1 Online, the new frontline
This section is part of the amber pathway.
We shop online. We work online. We play online. We live online. More and more, our lives depend on online, digital services. Almost everything can be done online – from shopping and banking to socialising and card making – and all of this makes the internet, also known as cyberspace, an attractive target for criminals. Yes, theft, fraud, bullying, victimising and other such activities extend into the online world. We need to protect ourselves from threats – our identity being used by someone else, our information being seen by those that you didn’t intend to share with, and our online resources being used by anyone other than us.
Large-scale cyber security breaches often make the headlines but about 70% of organisations are keeping their worst security incidents under wraps, so what makes the news is just a small proportion of the breaches that are actually taking place. Larger businesses are more likely to identify breaches or attacks (see Figure 1) than smaller ones – this has been a consistent pattern in each year of the survey. Charities follow the same pattern, with 57 per cent of high-income charities (with incomes of £500,000 or more) recording any breaches or attacks.
Britain is being targeted by up to 1,000 cyber attacks every hour. It is the case that most often commercial organisations or services are the targets for cyber security breaches (also termed as cyber attacks) for the obvious commercial gains. The average damage cost per breach is estimated at £4380 (DCMS, 2020).
|All businesses||Micro/small businesses||Medium/large businesses||All charities|
|Across organisations identifying any breaches or attacks|
|Only across organisations identifying breaches with an outcome|
|Mean cost||£3230||£3110||£5220||Too few|
|Median cost||£274||£244||£935||charities to analyse|
Behind the numbers
Cyber security is definitely one of those areas where you need to evaluate the validity of any information you find online before accepting it. The figures about the prevalence and under-reporting of cyber attacks comes from a 2010 CyberSecurity Watch survey carried out in the US by a number of organisations, including the US Computer Emergency Response Team. The survey states that ‘the public may not be aware of the number of incidents because almost three-quarters (72%), on average, of the insider incidents are handled internally without legal action or the involvement of law enforcement’ (CERT Insider Threat Center, 2010).
The estimate of 1,000 attacks per hour is based on the BIS Cyber Security Breaches Survey 2014. We took the number of organisations that reported that they were attacked ‘hundreds of times a day’ in different ways, and assumed that each of these responses were attacked a minimum of 100 times per day, we worked out that there were at least 24,156 attacks per day across the 1,098 organisations surveyed. Dividing this by 24 suggests that there are a minimum of 1,000 attacks per hour. According to a UK-based ISP’s survey, ‘… companies with internet connections experienced 157,000 attacks each, on average … the equivalent of more than one a minute’ (Beaming, 2020). These costs can occur as direct financial losses due to fraud or theft; the loss of productivity due to time spent recovering from the effects of a successful attack; or the loss of trust and reputation

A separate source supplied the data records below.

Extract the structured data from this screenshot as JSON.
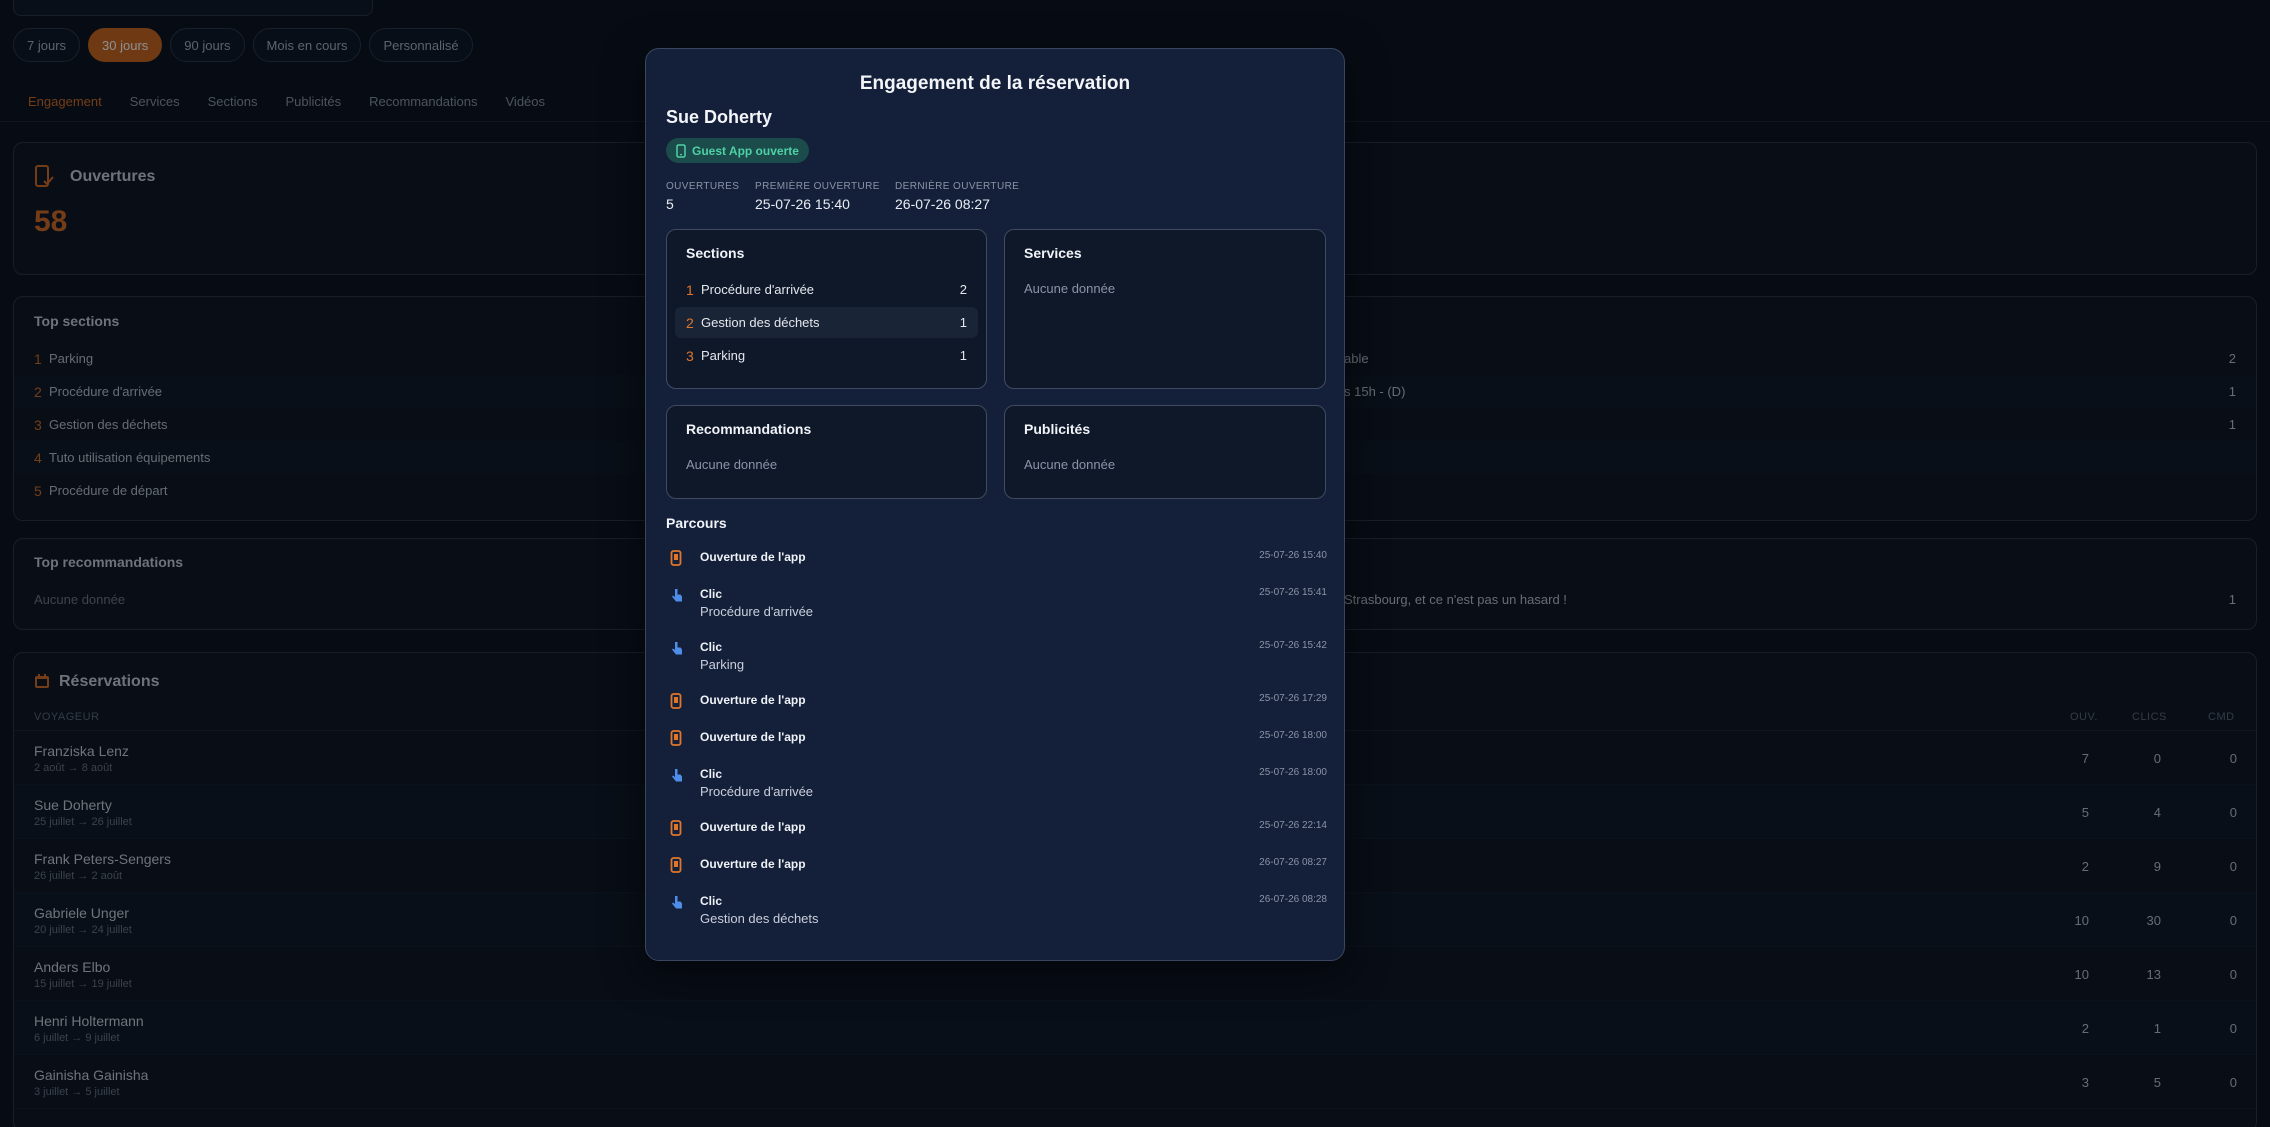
{
  "periods": [
    "7 jours",
    "30 jours",
    "90 jours",
    "Mois en cours",
    "Personnalisé"
  ],
  "tabs": [
    "Engagement",
    "Services",
    "Sections",
    "Publicités",
    "Recommandations",
    "Vidéos"
  ],
  "ouvertures": {
    "title": "Ouvertures",
    "value": "58"
  },
  "top_sections": {
    "title": "Top sections",
    "items": [
      {
        "rank": "1",
        "label": "Parking"
      },
      {
        "rank": "2",
        "label": "Procédure d'arrivée"
      },
      {
        "rank": "3",
        "label": "Gestion des déchets"
      },
      {
        "rank": "4",
        "label": "Tuto utilisation équipements"
      },
      {
        "rank": "5",
        "label": "Procédure de départ"
      }
    ],
    "right_items": [
      {
        "label": "able",
        "count": "2"
      },
      {
        "label": "s 15h - (D)",
        "count": "1"
      },
      {
        "label": "",
        "count": "1"
      }
    ]
  },
  "top_recommandations": {
    "title": "Top recommandations",
    "empty": "Aucune donnée",
    "right_text": "Strasbourg, et ce n'est pas un hasard !",
    "right_count": "1"
  },
  "reservations": {
    "title": "Réservations",
    "headers": {
      "voyageur": "VOYAGEUR",
      "ouv": "OUV.",
      "clics": "CLICS",
      "cmd": "CMD"
    },
    "rows": [
      {
        "name": "Franziska Lenz",
        "dates": "2 août → 8 août",
        "ouv": "7",
        "clics": "0",
        "cmd": "0"
      },
      {
        "name": "Sue Doherty",
        "dates": "25 juillet → 26 juillet",
        "ouv": "5",
        "clics": "4",
        "cmd": "0"
      },
      {
        "name": "Frank Peters-Sengers",
        "dates": "26 juillet → 2 août",
        "ouv": "2",
        "clics": "9",
        "cmd": "0"
      },
      {
        "name": "Gabriele Unger",
        "dates": "20 juillet → 24 juillet",
        "ouv": "10",
        "clics": "30",
        "cmd": "0"
      },
      {
        "name": "Anders Elbo",
        "dates": "15 juillet → 19 juillet",
        "ouv": "10",
        "clics": "13",
        "cmd": "0"
      },
      {
        "name": "Henri Holtermann",
        "dates": "6 juillet → 9 juillet",
        "ouv": "2",
        "clics": "1",
        "cmd": "0"
      },
      {
        "name": "Gainisha Gainisha",
        "dates": "3 juillet → 5 juillet",
        "ouv": "3",
        "clics": "5",
        "cmd": "0"
      }
    ]
  },
  "modal": {
    "title": "Engagement de la réservation",
    "guest": "Sue Doherty",
    "badge": "Guest App ouverte",
    "stats": [
      {
        "label": "OUVERTURES",
        "value": "5"
      },
      {
        "label": "PREMIÈRE OUVERTURE",
        "value": "25-07-26 15:40"
      },
      {
        "label": "DERNIÈRE OUVERTURE",
        "value": "26-07-26 08:27"
      }
    ],
    "sections": {
      "title": "Sections",
      "items": [
        {
          "rank": "1",
          "label": "Procédure d'arrivée",
          "count": "2"
        },
        {
          "rank": "2",
          "label": "Gestion des déchets",
          "count": "1"
        },
        {
          "rank": "3",
          "label": "Parking",
          "count": "1"
        }
      ]
    },
    "services": {
      "title": "Services",
      "empty": "Aucune donnée"
    },
    "recommandations": {
      "title": "Recommandations",
      "empty": "Aucune donnée"
    },
    "publicites": {
      "title": "Publicités",
      "empty": "Aucune donnée"
    },
    "parcours": {
      "title": "Parcours",
      "events": [
        {
          "type": "open",
          "title": "Ouverture de l'app",
          "sub": "",
          "time": "25-07-26 15:40"
        },
        {
          "type": "click",
          "title": "Clic",
          "sub": "Procédure d'arrivée",
          "time": "25-07-26 15:41"
        },
        {
          "type": "click",
          "title": "Clic",
          "sub": "Parking",
          "time": "25-07-26 15:42"
        },
        {
          "type": "open",
          "title": "Ouverture de l'app",
          "sub": "",
          "time": "25-07-26 17:29"
        },
        {
          "type": "open",
          "title": "Ouverture de l'app",
          "sub": "",
          "time": "25-07-26 18:00"
        },
        {
          "type": "click",
          "title": "Clic",
          "sub": "Procédure d'arrivée",
          "time": "25-07-26 18:00"
        },
        {
          "type": "open",
          "title": "Ouverture de l'app",
          "sub": "",
          "time": "25-07-26 22:14"
        },
        {
          "type": "open",
          "title": "Ouverture de l'app",
          "sub": "",
          "time": "26-07-26 08:27"
        },
        {
          "type": "click",
          "title": "Clic",
          "sub": "Gestion des déchets",
          "time": "26-07-26 08:28"
        }
      ]
    }
  }
}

We all have a responsibility to protect services from being maliciously disrupted or misused, through our vigilance, through our own security measures and through reporting events when they arise.
The knowledge, tools and best practices relating to protecting the computers, communications networks, programs and data that make our digital lives possible are collectively referred to as cyber security, or information security. For the purposes of this course, we use the two terms interchangeably .
Let’s get started by learning some of the basic terminology used when discussing cyber security.